Thus, as one line of thinking goes, the sacred was recognized as something that had to be protected and secured. That is an excellent picture, actually, of how we employ sacredness. Human beings create sacred rituals that draw lines, build barriers, and protect and secure our space and turf. We feel we have to keep everything that is perceived as a threat on the outside, so as to guard our life and our future.
A quick example: Not long ago I was preparing to speak at a church and had my always handy coffee cup with me. Without any thought, I sat it down on the pulpit while I was reviewing my sermon notes. This church had more than a lectern or podium. It was truly the “sacred desk.”
A person came up to me and said, “I would appreciate it if you removed your cup. This furniture is sacred.” I complied but then added, “Yes, it is ‘sacred,’ but do you know why? Because it has been designated so by a church committee, not by God. God’s holiness is not violated by a Styrofoam cup” (I didn’t mean to be snarky, but I don’t think this person became a fan).
And a second example: During one of my pastorates we moved from a shabby little storefront building to a beautiful, magnificent sanctuary. It was an incredible upgrade with actual pews, a baptistery, a steeple, and some other sacred things. In our old location we had been picking up children in our little church van and bringing them to worship. These little people were tornadoes. Turned loose in an empty room, they would find something to destroy. When we moved to our new building we kept picking up these children, but I knew it would not last.

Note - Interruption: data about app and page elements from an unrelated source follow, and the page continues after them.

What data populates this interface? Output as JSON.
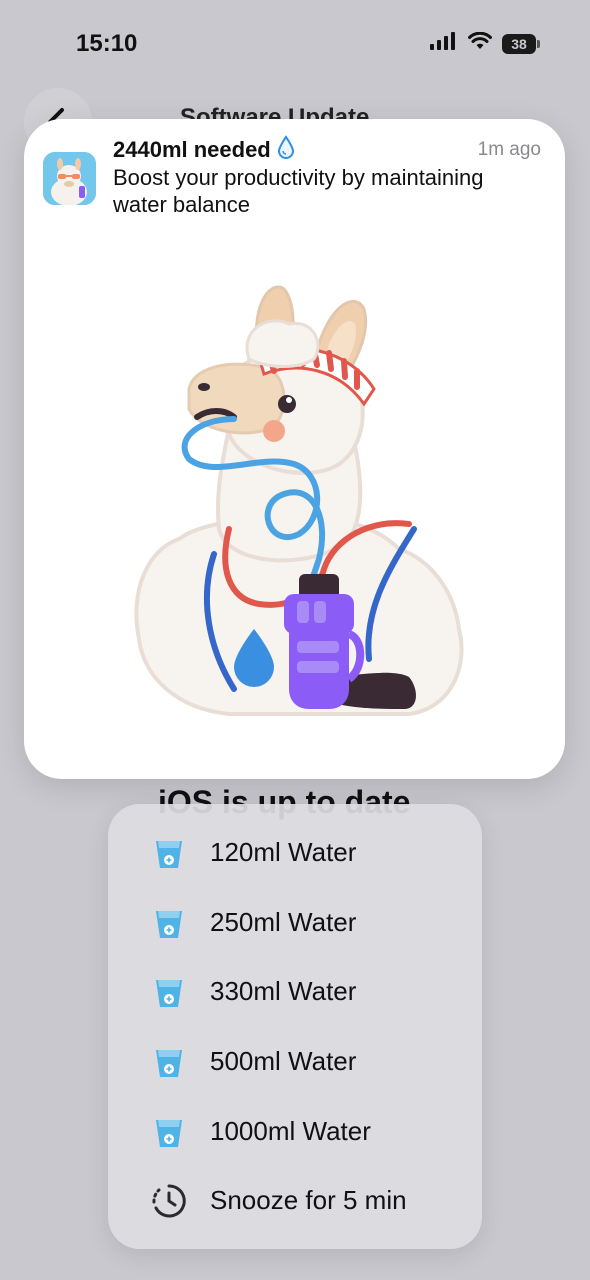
{
  "status_bar": {
    "time": "15:10",
    "battery": "38"
  },
  "background": {
    "title": "Software Update",
    "heading": "iOS is up to date"
  },
  "notification": {
    "title": "2440ml needed",
    "time": "1m ago",
    "body": "Boost your productivity by maintaining water balance",
    "app_icon": "llama-app-icon",
    "title_icon": "water-drop-icon"
  },
  "actions": [
    {
      "label": "120ml Water",
      "icon": "water-glass-icon"
    },
    {
      "label": "250ml Water",
      "icon": "water-glass-icon"
    },
    {
      "label": "330ml Water",
      "icon": "water-glass-icon"
    },
    {
      "label": "500ml Water",
      "icon": "water-glass-icon"
    },
    {
      "label": "1000ml Water",
      "icon": "water-glass-icon"
    },
    {
      "label": "Snooze for 5 min",
      "icon": "snooze-clock-icon"
    }
  ],
  "colors": {
    "accent": "#2f8fe0",
    "bottle": "#8b5cf6",
    "water_glass": "#4fb3e6"
  }
}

During our first week of Vacation Bible School in the new building one of the church mothers retrieved me from my office. She was enraged. “I need you to come with me right now!” she said. She took me to a hallway, pointed at the wall, and asked, “What are we going to do about that?”
Two and a half feet above the floor was a swatch of dirt staining the white wall. It ran down the entire length of the hallway stopping at one of the classroom doors. A classroom of these “dirty bus kids” had all run their hands down the wall as they walked to class, that’s all. But I knew then that there would be no place for them in our new space.
The sacred is the ritualistic space, community, and people-dividing behavior of human beings. The holy, however, is something completely different. Something holy is something that is “whole.” The root word is “health.” In other words, holiness is something that cannot be divided. It is something that is complete, unbroken, and intact.
Thus, holiness is not something defined by lines of segregation or by different shades of acceptance. It is defined by openness and welcome. The holy doesn’t alienate, it invites. The holy doesn’t separate, it welcomes. The holy doesn’t divide, it embraces.
Whereas what is sacred is a small restricted space that must be sheltered and guarded, the old Norse word for “holy” means “a large living room,” where people are made to feel very much at home. I pray that God makes us holy: Whole, healthy, welcoming people! But I also pray that he never allow us to become a sacred people, for when we lose our ability to be hospitable, inviting the outsider in, we have lost our unique witness in the world.